Adding noise in frequency domain while solving an SPDE


I’m implementing a numerical solver to a certain kind of a 2D stochastic PDE using Fourier Transforms.
So, this solver is a Galerkin type method, which means that choosing the right basis functions I can apply Fourier Transforms to compute the solution.

Long story short, applying the explicit Euler-Maruyama scheme to my SPDE and discretising the domain with N^2 nodes, the discrete version of the Fourier coefficients of V at time step t_i+1 is given by:

where the hat terms corresponds to the fourier coefficients of the equation, eps is the level of additive noise, W is a complex random matrix with distribution N(0,1) and \lambda is a spatial correlation matrix.
Notice that the noise is being added in the frequency domain!

However, when comparing results with other numerical methods the effect of the noise is not the same, actually I have to scale up eps by a factor.

I’m using the fftw.jl package to compute the Fourier Transforms. Thus, it’s known that fft(V) = N^2*v_mn, i.e. the function fft gives us the fourier coefficients of a certain vector (matrix) scaled by a factor of N (N^2).
So, the stochastic term of my expression showed above has not the same magnitude as the rest of the coefficients. Am I right?

To overcome this issue, I simply have to multiply eps by N^2, is this easy? Or adding noise in the frequency domain is more complicated than this?

Actually, an experimental evidence that the number of nodes influences the noise effect in the solution, is if I increase N I’ll also have to increase eps to continue to have similar behaviours than with less nodes.

Sorry for my question, but I’m a bit newbie in the Fourier world.

Thank you!

1 Like

One other factor to consider is whether the noise being added is band-limited or not, i.e., does it extend from 0 to a fraction of Nyquist or does it go up to Nyquist. This would require a normalization factor to preserve the meaning of epsilon in terms of noise variance.

More familiar with noise added in the physical data domain but, just in case, for white noise added in the frequency domain, in addition to the constant magnitude epsilon, one needs to randomize the phase - see stack overflow post here.

1 Like

I think you got it right: The standard fft / ifft methods only normalize on the inverse transform (the classical convention; not the quantum convention). So if you want to manipulate data in the Fourier domain you need to scale your terms accordingly with the number of points.

1 Like

Hmm, I will study what you said here with more attention.
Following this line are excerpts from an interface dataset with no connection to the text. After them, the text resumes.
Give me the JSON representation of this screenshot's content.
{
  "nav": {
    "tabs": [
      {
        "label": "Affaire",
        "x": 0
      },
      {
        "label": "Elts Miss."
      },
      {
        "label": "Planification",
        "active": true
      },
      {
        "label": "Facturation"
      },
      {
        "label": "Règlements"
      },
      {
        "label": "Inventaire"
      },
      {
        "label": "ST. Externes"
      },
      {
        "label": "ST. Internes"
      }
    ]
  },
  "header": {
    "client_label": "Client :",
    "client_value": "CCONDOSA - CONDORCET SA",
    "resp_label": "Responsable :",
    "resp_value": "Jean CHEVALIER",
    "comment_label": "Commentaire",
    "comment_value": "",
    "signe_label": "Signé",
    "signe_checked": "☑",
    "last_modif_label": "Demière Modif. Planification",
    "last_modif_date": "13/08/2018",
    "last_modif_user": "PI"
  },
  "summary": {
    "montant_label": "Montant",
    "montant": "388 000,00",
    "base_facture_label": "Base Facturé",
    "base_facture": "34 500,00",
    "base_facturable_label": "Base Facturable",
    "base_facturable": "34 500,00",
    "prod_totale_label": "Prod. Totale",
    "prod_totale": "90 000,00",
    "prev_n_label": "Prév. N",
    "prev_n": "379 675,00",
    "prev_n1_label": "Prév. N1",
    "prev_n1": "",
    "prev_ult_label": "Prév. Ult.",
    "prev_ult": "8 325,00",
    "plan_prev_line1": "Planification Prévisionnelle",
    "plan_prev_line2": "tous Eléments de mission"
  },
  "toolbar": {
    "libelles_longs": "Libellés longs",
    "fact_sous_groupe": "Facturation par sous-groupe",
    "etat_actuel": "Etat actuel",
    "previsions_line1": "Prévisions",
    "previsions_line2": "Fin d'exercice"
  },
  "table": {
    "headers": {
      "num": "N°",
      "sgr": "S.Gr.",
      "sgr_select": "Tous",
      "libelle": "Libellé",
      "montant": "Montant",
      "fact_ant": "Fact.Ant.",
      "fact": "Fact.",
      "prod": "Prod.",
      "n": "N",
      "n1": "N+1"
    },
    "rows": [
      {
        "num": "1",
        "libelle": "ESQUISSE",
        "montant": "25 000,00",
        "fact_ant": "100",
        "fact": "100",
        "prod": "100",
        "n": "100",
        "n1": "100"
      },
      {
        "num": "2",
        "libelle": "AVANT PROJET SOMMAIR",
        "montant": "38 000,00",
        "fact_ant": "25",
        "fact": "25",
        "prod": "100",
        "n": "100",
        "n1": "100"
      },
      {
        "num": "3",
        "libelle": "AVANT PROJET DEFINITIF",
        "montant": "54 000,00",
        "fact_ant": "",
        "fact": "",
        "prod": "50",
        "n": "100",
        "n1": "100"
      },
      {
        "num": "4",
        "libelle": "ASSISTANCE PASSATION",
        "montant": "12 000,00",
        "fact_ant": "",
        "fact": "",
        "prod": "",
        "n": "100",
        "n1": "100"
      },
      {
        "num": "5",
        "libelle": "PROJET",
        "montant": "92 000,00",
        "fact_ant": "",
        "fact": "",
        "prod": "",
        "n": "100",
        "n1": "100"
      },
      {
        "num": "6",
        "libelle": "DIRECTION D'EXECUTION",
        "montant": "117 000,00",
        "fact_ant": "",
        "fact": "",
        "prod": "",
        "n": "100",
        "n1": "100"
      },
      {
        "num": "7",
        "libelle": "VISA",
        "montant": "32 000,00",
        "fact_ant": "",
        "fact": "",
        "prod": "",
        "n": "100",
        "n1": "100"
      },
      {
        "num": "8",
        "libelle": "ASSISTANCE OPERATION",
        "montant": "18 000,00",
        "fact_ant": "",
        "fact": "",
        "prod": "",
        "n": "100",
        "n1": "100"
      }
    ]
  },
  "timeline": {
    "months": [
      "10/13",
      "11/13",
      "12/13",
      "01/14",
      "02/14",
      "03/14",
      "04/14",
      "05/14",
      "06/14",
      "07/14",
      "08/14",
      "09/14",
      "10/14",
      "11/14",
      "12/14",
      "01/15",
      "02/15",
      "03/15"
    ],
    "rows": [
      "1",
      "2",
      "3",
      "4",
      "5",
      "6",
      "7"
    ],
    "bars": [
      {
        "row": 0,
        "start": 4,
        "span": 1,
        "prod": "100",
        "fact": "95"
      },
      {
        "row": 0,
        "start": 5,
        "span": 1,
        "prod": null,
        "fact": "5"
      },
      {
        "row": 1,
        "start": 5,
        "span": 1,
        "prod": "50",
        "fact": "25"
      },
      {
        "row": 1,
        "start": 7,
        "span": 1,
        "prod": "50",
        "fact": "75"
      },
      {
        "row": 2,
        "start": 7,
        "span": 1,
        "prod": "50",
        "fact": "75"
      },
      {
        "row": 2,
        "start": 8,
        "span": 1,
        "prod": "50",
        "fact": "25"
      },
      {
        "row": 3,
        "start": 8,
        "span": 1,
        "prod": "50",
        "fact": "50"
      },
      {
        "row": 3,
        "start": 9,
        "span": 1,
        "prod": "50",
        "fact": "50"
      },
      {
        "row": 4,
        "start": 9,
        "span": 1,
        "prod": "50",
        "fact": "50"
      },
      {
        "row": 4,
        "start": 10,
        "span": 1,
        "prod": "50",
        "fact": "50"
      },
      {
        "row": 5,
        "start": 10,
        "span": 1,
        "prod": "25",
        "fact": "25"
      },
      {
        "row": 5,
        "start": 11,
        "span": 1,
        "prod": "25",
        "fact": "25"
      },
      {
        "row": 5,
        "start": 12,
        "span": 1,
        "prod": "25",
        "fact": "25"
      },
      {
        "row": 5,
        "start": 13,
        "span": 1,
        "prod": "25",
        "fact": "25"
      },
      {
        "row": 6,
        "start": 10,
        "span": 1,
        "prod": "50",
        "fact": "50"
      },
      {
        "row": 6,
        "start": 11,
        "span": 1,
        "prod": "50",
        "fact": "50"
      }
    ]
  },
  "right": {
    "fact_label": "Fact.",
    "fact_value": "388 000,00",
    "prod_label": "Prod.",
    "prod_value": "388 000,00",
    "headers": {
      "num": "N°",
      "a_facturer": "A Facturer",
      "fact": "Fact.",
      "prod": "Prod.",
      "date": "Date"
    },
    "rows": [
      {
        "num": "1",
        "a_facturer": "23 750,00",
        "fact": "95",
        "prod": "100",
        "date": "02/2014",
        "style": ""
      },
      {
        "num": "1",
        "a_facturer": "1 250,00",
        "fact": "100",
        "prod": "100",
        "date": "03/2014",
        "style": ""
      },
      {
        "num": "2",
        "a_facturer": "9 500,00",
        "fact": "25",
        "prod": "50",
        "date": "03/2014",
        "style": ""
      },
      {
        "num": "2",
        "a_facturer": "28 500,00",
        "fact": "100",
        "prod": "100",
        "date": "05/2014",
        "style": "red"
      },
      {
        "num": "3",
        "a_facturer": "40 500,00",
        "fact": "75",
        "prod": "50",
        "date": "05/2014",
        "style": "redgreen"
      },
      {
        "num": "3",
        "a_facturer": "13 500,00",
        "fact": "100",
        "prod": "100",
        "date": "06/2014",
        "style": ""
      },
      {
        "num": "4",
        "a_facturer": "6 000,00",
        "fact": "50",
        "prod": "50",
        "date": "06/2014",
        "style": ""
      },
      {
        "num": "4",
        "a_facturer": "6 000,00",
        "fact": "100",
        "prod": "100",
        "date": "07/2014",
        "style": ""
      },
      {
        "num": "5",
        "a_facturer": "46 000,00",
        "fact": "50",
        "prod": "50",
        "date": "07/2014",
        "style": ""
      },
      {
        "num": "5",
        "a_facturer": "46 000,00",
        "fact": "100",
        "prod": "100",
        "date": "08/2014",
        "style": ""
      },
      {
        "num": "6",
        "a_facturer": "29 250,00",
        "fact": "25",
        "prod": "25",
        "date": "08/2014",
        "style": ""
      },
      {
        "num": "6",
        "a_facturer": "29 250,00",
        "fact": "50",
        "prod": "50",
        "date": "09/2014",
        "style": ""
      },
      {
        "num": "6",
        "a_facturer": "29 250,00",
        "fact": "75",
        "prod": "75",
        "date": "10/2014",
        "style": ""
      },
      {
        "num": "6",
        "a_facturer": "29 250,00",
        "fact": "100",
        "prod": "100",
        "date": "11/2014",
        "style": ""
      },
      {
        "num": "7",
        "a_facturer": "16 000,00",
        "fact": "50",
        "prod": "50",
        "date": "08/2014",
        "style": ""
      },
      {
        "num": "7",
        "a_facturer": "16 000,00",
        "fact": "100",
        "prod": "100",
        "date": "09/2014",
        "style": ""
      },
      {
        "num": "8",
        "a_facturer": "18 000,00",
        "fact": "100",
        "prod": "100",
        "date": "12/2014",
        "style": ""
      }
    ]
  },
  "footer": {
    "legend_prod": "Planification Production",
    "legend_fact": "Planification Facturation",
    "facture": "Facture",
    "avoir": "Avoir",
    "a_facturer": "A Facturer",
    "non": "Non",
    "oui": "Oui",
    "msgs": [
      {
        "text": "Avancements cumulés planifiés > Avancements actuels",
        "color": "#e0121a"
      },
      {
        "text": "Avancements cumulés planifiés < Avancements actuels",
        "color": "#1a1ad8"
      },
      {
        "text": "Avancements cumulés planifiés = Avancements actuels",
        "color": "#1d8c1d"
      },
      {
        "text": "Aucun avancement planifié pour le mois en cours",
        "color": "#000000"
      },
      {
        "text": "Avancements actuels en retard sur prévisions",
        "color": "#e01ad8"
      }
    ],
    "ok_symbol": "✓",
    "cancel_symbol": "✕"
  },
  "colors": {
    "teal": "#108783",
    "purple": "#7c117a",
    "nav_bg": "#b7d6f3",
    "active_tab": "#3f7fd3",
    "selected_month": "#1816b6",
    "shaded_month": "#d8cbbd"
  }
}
I don’t know exactly if my noise is band-limited or not, I have to check if it extends up to the Nyquist frequency.

Thank you for mentioning this post! Well, the noise I’m working on is additive and I think it’s white noise, since W is a matrix with complex numbers where both real and imaginary parts are generated independently by a distribution N(0,1).
This means that I’m uniformly randomising the phase? No! Right? is being generated by a normal distribution and not by an uniform distribution.

Actually, my data is real, so one of my uncertainties was if I needed to introduce complex noise or not. If not, randomising the phase does not apply to my case.